Bud phenology and shoot elongation growth were monitored on Norway spruce (Picea abies [L.] Karst.) trees grown inside glass domes with adjustable windows for six years under ambient (355 µmol CO2∙mol–1) and elevated (700 µmol CO2∙mol–1) atmospheric CO2 concentrations CO2. Each treatment consisted of two stand densities – sparse (5,000 trees∙ha–1) and dense (10,000 trees∙ha–1). The age of spruce trees was 10 years at the beginning of the experiment.Elevated CO2 slightly accelerated the consequential bud germinating phases and it significantly induced shoot elongation growth, especially of sun-exposed shoots in a stand with sparse density. This accelerated growth lasted one to three weeks after full bud development in E compared to A. At the end of the growing season the total shoot length did not show any differences between the treatments. We supposed that limiting nitrogen supply to needles slowed down subsequent shoot elongation growth in E treatment. Nevertheless, faster shoot growth in elevated CO2 conditions can enhance the carbon sink in spruce due to prolongation of the growing season.

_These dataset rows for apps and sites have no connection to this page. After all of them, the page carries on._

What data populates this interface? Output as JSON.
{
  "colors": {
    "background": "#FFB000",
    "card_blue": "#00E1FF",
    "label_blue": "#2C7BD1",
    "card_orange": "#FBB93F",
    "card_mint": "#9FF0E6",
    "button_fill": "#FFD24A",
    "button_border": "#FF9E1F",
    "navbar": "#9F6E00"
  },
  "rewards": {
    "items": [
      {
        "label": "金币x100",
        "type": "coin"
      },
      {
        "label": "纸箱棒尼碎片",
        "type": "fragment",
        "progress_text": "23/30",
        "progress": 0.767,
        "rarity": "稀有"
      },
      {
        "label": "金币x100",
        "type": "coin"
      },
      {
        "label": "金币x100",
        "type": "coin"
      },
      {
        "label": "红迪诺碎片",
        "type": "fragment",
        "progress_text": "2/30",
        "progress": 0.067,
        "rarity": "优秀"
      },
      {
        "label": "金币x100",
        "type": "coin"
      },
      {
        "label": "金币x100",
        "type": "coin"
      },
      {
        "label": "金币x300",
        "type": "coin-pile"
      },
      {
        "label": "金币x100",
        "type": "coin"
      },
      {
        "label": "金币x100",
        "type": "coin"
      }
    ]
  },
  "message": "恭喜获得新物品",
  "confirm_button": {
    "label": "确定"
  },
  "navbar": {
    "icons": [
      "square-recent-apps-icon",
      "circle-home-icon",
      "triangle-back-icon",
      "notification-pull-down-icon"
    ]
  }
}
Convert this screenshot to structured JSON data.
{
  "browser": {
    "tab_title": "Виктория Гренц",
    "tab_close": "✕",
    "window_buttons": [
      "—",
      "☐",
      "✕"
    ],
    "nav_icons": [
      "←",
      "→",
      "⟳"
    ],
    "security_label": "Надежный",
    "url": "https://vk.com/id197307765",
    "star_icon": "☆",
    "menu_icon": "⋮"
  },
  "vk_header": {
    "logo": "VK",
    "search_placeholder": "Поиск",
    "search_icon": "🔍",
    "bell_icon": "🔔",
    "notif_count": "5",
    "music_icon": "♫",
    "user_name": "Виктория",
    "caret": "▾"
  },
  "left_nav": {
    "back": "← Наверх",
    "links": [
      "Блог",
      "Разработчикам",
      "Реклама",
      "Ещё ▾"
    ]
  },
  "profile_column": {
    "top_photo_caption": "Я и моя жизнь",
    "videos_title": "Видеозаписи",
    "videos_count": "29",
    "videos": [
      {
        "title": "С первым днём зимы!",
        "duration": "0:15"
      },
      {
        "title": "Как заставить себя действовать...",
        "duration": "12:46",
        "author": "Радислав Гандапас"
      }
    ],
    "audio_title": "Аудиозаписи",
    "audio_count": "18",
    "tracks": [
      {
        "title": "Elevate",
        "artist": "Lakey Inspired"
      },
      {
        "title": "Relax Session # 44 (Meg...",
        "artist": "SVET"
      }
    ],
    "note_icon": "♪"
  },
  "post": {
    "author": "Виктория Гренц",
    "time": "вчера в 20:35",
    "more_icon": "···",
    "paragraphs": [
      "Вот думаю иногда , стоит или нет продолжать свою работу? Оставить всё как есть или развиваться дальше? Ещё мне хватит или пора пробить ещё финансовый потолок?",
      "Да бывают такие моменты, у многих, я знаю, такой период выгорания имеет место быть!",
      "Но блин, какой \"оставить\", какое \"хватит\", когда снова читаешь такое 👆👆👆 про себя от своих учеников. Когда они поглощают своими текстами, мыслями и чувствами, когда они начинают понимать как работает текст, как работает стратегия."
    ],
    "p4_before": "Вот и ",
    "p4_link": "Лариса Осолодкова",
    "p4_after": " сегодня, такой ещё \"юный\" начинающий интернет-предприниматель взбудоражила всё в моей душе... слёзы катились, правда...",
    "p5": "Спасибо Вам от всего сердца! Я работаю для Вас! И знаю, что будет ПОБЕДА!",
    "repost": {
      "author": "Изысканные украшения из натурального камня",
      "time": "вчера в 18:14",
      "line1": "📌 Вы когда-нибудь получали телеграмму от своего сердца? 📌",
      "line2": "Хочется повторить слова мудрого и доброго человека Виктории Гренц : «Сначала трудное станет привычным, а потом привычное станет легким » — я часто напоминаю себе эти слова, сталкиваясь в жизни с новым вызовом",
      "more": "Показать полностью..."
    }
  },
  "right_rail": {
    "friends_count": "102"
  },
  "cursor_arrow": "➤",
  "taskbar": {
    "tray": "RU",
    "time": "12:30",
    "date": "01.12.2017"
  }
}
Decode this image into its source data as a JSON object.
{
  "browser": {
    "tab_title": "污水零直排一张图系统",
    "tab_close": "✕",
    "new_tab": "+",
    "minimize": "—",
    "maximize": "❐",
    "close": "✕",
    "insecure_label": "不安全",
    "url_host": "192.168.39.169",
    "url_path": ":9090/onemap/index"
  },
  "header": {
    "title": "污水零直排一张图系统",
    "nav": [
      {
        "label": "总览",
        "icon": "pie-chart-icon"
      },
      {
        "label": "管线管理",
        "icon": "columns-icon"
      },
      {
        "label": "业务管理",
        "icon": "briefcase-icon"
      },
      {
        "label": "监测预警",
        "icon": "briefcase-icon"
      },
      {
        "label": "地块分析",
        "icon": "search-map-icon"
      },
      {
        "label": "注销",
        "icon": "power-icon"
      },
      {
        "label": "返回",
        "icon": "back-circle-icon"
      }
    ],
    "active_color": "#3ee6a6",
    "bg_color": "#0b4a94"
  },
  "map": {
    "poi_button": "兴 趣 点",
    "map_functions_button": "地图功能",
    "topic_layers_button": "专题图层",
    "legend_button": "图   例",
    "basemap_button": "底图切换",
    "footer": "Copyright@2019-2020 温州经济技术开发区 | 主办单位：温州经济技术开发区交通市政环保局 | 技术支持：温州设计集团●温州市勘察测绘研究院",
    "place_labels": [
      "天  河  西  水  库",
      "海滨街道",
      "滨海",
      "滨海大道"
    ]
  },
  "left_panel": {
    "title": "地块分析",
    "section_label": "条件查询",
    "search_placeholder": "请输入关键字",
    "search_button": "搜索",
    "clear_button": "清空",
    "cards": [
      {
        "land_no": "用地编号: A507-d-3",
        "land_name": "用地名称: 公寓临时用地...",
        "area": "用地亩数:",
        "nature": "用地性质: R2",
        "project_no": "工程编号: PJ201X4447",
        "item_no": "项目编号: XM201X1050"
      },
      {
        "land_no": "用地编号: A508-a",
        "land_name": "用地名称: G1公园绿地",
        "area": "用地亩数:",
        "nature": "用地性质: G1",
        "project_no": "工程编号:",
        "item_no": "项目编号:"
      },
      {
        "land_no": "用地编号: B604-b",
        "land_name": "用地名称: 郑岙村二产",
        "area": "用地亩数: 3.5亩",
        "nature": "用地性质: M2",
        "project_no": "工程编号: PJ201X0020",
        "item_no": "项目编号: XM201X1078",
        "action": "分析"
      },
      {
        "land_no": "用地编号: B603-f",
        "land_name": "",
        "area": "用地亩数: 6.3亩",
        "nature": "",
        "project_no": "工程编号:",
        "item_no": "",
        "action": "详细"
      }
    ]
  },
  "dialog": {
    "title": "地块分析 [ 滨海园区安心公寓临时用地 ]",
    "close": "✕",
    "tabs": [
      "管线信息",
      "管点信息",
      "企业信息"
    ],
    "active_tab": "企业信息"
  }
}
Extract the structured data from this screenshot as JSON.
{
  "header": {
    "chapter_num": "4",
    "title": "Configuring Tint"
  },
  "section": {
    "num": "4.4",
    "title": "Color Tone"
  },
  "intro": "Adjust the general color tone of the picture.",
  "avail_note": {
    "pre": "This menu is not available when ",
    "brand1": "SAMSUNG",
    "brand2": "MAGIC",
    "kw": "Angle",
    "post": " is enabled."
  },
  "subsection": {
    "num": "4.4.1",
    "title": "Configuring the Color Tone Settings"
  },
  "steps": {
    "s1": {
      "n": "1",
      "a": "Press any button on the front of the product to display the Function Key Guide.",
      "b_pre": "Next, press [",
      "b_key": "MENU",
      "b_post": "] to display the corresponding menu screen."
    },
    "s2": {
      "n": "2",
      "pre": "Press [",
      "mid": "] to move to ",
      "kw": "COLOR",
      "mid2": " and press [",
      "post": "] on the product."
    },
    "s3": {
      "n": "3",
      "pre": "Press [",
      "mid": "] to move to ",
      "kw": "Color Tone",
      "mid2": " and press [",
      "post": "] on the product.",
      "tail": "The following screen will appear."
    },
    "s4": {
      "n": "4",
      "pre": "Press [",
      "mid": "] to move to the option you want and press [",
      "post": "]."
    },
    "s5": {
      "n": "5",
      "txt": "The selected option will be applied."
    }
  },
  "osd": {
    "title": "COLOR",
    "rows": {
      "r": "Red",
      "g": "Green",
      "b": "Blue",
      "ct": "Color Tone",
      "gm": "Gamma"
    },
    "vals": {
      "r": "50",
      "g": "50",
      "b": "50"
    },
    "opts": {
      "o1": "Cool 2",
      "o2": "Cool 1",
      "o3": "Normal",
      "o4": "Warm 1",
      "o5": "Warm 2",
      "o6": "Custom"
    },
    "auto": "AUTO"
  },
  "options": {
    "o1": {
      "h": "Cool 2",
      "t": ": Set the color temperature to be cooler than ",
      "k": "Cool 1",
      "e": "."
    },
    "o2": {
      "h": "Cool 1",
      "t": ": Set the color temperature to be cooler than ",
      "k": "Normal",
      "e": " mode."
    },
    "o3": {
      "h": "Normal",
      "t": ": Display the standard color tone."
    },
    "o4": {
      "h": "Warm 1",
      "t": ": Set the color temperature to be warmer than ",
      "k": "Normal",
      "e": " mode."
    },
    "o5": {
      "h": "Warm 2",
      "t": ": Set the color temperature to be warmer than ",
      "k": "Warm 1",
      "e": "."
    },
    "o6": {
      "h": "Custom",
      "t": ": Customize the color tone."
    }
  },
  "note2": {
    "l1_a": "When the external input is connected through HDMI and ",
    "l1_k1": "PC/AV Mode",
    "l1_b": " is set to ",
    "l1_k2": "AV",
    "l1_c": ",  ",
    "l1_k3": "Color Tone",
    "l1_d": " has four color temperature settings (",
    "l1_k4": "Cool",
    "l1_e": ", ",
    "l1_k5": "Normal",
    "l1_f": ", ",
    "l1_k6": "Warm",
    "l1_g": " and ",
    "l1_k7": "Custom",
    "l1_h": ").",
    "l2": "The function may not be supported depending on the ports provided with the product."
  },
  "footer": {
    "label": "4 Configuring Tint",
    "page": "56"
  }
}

bud; elevated CO2; Norway spruce; phenology; shoot length